Bhardwaj studied civil engineering at Govind Ballabh Pant University of Agriculture and Technology, then received a masters of technology from Indian Institute of Technology (IIT) Bombay and a Ph.D from the National University of Singapore in 2018. Prior to joining IIT Roorkee as an assistant professor in the civil engineering department, Bhardwaj worked as a postdoctoral fellow at the Earth Observatory of Singapore at Nanyang Technological University.Back
Matthias Hoffmann-Kuhnt has spent three decades studying bioacoustics and animal behavior around the world. He is currently researching dolphins and whales in hopes of one day cracking the code of their communication, perhaps allowing us to “talk” across species boundaries.
Hoffmann-Kuhnt is also working to identify and localize bird vocalizations via the use of automated acoustic recorders that collect soundscape data. Systems like these, already being tested in Singapore, will allow us to collect a location’s soundscape data and determine the presence of particular species, as well as the number of animals living in an area. This information is vital to evaluating the animals’ conservation status in places where they face habitat loss and degradation.
Hoffmann-Kuhnt is a senior research fellow at the Acoustic Research Laboratory at the National University of Singapore. He holds a Ph.D in behavioral biology from the Freie Universität of Berlin.Back

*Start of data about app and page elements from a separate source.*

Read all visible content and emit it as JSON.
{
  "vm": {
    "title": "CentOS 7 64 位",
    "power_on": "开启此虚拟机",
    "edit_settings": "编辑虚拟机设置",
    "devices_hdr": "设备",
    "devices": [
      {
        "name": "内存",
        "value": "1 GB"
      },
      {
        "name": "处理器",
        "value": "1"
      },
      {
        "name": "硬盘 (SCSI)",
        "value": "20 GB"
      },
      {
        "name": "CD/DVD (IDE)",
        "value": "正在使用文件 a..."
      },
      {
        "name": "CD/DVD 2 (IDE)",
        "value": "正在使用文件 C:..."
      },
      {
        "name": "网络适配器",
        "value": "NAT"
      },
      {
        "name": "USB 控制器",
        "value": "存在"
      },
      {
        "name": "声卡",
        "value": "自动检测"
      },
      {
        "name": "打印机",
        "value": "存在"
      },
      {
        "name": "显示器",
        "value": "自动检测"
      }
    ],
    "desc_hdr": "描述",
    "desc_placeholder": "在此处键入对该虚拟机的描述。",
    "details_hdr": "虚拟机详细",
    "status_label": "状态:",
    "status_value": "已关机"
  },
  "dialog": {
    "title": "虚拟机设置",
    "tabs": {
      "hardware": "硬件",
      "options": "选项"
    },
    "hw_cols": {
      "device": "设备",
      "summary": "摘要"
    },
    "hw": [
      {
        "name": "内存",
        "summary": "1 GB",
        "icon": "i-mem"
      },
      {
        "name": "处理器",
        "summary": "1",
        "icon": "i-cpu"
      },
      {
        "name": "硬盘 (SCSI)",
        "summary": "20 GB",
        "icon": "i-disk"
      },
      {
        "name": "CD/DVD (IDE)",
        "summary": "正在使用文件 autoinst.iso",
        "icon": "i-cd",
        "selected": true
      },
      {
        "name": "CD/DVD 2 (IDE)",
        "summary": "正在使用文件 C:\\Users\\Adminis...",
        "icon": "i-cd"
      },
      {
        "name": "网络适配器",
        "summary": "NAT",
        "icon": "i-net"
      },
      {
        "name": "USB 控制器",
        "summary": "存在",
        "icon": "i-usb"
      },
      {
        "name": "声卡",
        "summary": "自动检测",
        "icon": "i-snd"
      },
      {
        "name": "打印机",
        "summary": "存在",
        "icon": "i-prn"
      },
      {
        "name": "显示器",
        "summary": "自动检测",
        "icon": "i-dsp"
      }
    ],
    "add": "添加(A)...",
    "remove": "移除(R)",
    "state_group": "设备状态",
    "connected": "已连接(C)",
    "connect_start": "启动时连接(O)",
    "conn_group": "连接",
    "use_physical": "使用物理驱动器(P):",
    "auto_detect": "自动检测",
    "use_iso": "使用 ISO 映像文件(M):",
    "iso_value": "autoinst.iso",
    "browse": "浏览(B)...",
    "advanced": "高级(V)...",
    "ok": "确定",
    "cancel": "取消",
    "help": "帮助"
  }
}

Narumasa Tsutsumida is a geographic information scientist who studies land cover classification and its uncertainties, and develops novel techniques for analyzing land cover. He has conducted case studies of urban expansion in Ulaanbaatar, Mongolia and Jakarta, forest biomass mapping in Mexico’s Yucatan peninsula, and plant functional type classifications in the forests of Japan. As a National Geographic Fellow, Tsutsumida incorporates human perception of nature into land cover maps and integrates satellite/aero and street-level sequential images to collect ground information for land cover mapping.
Tsutsumida is also a charter member of the Open Source Geospatial Foundation and is developing several open source algorithms to explore spatial heterogeneity in geographic phenomena. He received his Ph.D in global environmental studies at Kyoto University, where he conducted terrestrial environmental monitoring using remote sensing and GIS.Back
National Geographic Society has expanded its commitment to Asia with a philanthropic gift from C program to establish a non-profit foundation based in Seoul since 2015. We also seek generous contributions and donations to continuously support scientists and explorers in Asia. Please email email@example.com for more details.